Dr Leon Barron and Dr Dani Gordon's editorial on Cannabis In Primary Care proposes that GPs are perhaps the best placed of all doctors to prescribe medical cannabis.
The reclassifying of cannabis to a schedule 2 drug in November 2018 was seen as a landmark moment for patients, indicating a shift in medical policy, and more importantly, attitude toward medicinal cannabis within the UK. Following a change in legislation and subsequent guidance from the Royal College of Physicians and the British Paediatric Neurology Association, the RCGP issued its own desktop guidance for GPs to enable informed discussions with patients around this subject matter.
Draft National Institute for Health and Care Excellence guidelines on cannabis-based medicinal products were released in August 2019, with full publication expected towards the end of this year.
Despite an increasing number of patients enquiring about medical cannabis, the reality is that it remains a contentious subject, generally poorly understood by doctors and largely unavailable for patients.
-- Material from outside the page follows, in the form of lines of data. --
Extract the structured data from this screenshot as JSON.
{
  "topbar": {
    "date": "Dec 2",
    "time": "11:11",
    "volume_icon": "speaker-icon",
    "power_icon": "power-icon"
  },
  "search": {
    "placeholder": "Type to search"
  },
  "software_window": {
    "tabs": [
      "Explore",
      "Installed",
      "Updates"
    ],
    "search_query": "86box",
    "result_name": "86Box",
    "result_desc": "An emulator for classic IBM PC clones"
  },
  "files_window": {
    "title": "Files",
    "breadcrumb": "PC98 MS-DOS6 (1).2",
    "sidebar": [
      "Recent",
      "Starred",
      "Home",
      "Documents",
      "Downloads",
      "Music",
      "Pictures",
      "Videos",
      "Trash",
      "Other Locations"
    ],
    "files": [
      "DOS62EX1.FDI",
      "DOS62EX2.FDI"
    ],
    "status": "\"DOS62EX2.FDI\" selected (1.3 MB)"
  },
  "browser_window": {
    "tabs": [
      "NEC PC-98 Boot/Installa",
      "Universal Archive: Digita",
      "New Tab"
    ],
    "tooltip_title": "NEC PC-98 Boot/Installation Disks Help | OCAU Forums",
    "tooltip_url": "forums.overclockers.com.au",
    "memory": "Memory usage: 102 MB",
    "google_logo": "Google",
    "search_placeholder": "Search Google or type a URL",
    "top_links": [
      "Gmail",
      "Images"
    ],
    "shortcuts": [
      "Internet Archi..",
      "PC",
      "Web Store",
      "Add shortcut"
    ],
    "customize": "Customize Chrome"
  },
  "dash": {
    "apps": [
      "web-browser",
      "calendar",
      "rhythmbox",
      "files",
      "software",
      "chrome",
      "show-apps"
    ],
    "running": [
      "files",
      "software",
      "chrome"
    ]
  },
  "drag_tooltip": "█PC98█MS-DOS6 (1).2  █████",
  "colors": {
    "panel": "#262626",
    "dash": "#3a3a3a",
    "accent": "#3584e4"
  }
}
The reasons are complex and multi-factorial and include there being a lack of physician education in prescribing; a lack of cannabis-based medicines available in the UK; a convoluted regulatory process in obtaining a medical cannabis prescription and suitable product; and the added fact that only GMC registered specialists may initiate a prescription.
Current UK legislation and practice guidelines which exclude GPs as primary first prescribers risks leaving GPs out of the conversation, despite the level playing field regarding the knowledge of cannabis medicines shared by both specialists and GPs alike. The authors propose that GPs are perhaps the best placed of all doctors to prescribe medical cannabis, as they do in most other countries where cannabis for medical purposes is now legal.